I realise that I am lucky to work with a respectful group of people who do not require close scrutiny and criticism of their behaviour while other departments and universities are in desperate need of close attention and direction in order to make their working relationships bearable, however some women in academia take a disproportionately aggressive approach and they produce exceptionally venomous material that is directed towards male academics in general. This approach sits very uncomfortably with me and, if I am honest, their indefensible generalisations make me question whether the issue is as prevalent as they claim or whether they hold university positions or carry out research that relies heavily upon misogyny and harassment existing in the workplace, to which a successful eradication of these behaviours would put them out of a job. If I was a man I would take great offence upon hearing these generalised attacks however it must be extremely difficult to engage with this material as a male, hence I suspect why I am increasingly encountering women working in university departments who, like me, feel sympathy towards our male colleagues who endure criticism by virtue of assumptions made about their gender rather than from their observed behaviour.

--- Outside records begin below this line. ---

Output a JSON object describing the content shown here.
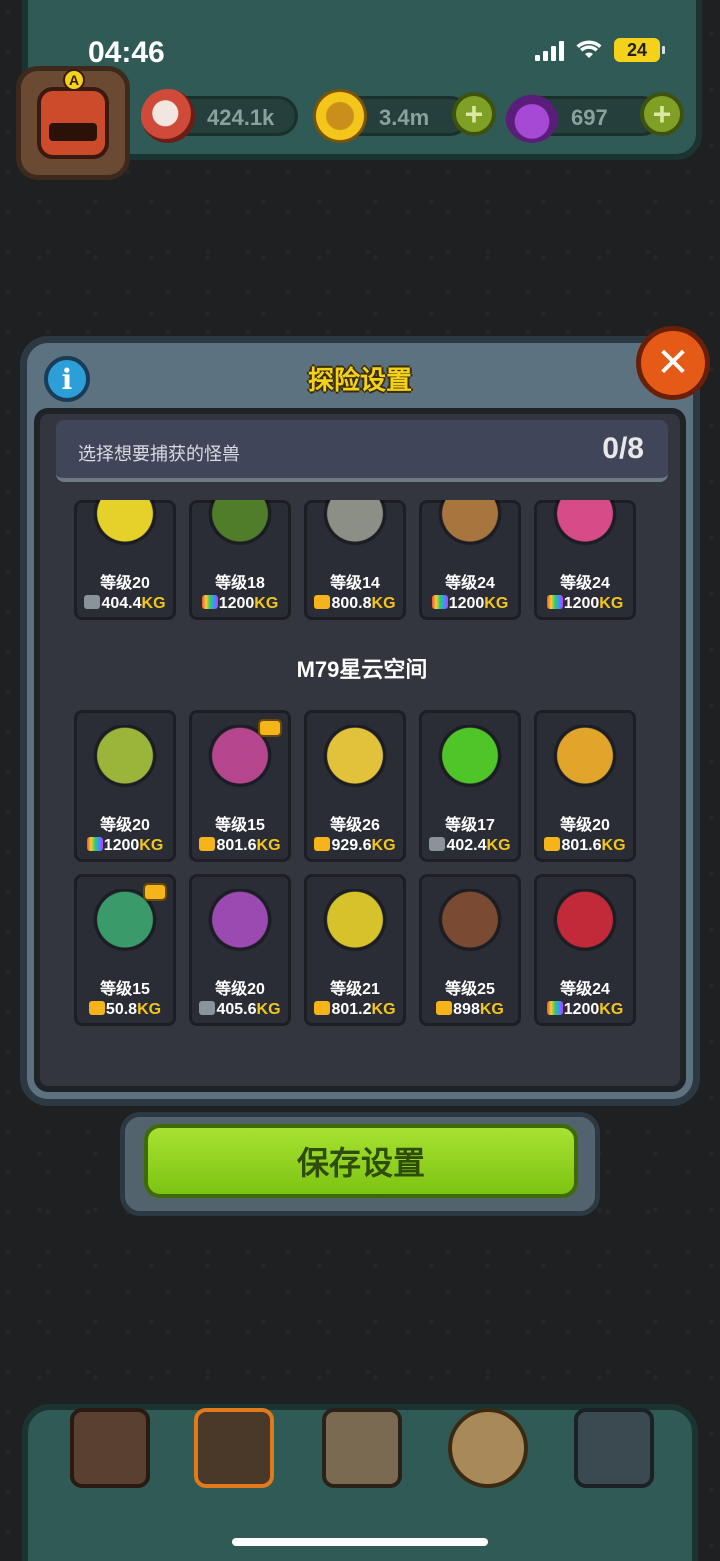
{
  "status_bar": {
    "time": "04:46",
    "battery": "24"
  },
  "resources": {
    "eyeballs": "424.1k",
    "coins": "3.4m",
    "potions": "697"
  },
  "dialog": {
    "title": "探险设置",
    "prompt": "选择想要捕获的怪兽",
    "selected_count": "0/8",
    "save_label": "保存设置"
  },
  "monsters_top_row": [
    {
      "level": "等级20",
      "weight_num": "404.4",
      "weight_unit": "KG",
      "weight_icon": "gray",
      "color": "#e6d02a"
    },
    {
      "level": "等级18",
      "weight_num": "1200",
      "weight_unit": "KG",
      "weight_icon": "rainbow",
      "color": "#4f7d2a"
    },
    {
      "level": "等级14",
      "weight_num": "800.8",
      "weight_unit": "KG",
      "weight_icon": "gold",
      "color": "#8b8f86"
    },
    {
      "level": "等级24",
      "weight_num": "1200",
      "weight_unit": "KG",
      "weight_icon": "rainbow",
      "color": "#a8753e"
    },
    {
      "level": "等级24",
      "weight_num": "1200",
      "weight_unit": "KG",
      "weight_icon": "rainbow",
      "color": "#d64b88"
    }
  ],
  "section": {
    "title": "M79星云空间"
  },
  "monsters_row1": [
    {
      "level": "等级20",
      "weight_num": "1200",
      "weight_unit": "KG",
      "weight_icon": "rainbow",
      "color": "#9bb43a",
      "badge": false
    },
    {
      "level": "等级15",
      "weight_num": "801.6",
      "weight_unit": "KG",
      "weight_icon": "gold",
      "color": "#b6478e",
      "badge": true
    },
    {
      "level": "等级26",
      "weight_num": "929.6",
      "weight_unit": "KG",
      "weight_icon": "gold",
      "color": "#e2c23a",
      "badge": false
    },
    {
      "level": "等级17",
      "weight_num": "402.4",
      "weight_unit": "KG",
      "weight_icon": "gray",
      "color": "#4fc52a",
      "badge": false
    },
    {
      "level": "等级20",
      "weight_num": "801.6",
      "weight_unit": "KG",
      "weight_icon": "gold",
      "color": "#e0a52a",
      "badge": false
    }
  ],
  "monsters_row2": [
    {
      "level": "等级15",
      "weight_num": "50.8",
      "weight_unit": "KG",
      "weight_icon": "gold",
      "color": "#3a9a6a",
      "badge": true
    },
    {
      "level": "等级20",
      "weight_num": "405.6",
      "weight_unit": "KG",
      "weight_icon": "gray",
      "color": "#9a4ab0",
      "badge": false
    },
    {
      "level": "等级21",
      "weight_num": "801.2",
      "weight_unit": "KG",
      "weight_icon": "gold",
      "color": "#d6c22a",
      "badge": false
    },
    {
      "level": "等级25",
      "weight_num": "898",
      "weight_unit": "KG",
      "weight_icon": "gold",
      "color": "#7a4a32",
      "badge": false
    },
    {
      "level": "等级24",
      "weight_num": "1200",
      "weight_unit": "KG",
      "weight_icon": "rainbow",
      "color": "#c22a3a",
      "badge": false
    }
  ],
  "bottom_nav": [
    {
      "icon": "shop-icon"
    },
    {
      "icon": "monster-lab-icon"
    },
    {
      "icon": "book-icon"
    },
    {
      "icon": "money-bag-icon"
    },
    {
      "icon": "grid-menu-icon"
    }
  ]
}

To those women in academia who are currently rampaging through university departments and sticking both barrels into the gullet of every man they see, I would offer this note of caution: know your enemy. By all means aim for the bad guys and I will buy you all the ammo that you need to take them down, but please don’t take the scattergun approach because you’re taking good people down with them. In my experience, the good guys outnumber the bad and for every creepy guy who follows you around the room at a conference trying to give you his mobile number, there is a guy who would like to invite you to a whisky party because he admires your work and he would like to talk to you about it. Or there is a male member of staff who feels socially awkward at the best of times and he would like to engage more with his colleagues, but he’s afraid to speak up in case he plays the game incorrectly and says the wrong thing. Or there is an older male member of staff who has the deepest respect for the women that he works with, but he’s afraid to congratulate an administrator on her pregnancy in case he is considered to be speaking out of turn. Certainly there are monsters who target women in all walks of life and we must raise awareness and strive to keep each other safe, we must ensure that no-one is disadvantaged due to their gender and we must seek to punish those of any gender who behave abysmally towards their colleagues, but we should also guard against demonising a whole swathe of men based upon generalised conjecture and thereby behaving precisely like the same tyrannical, presumptive and intolerant monsters that we are fighting against.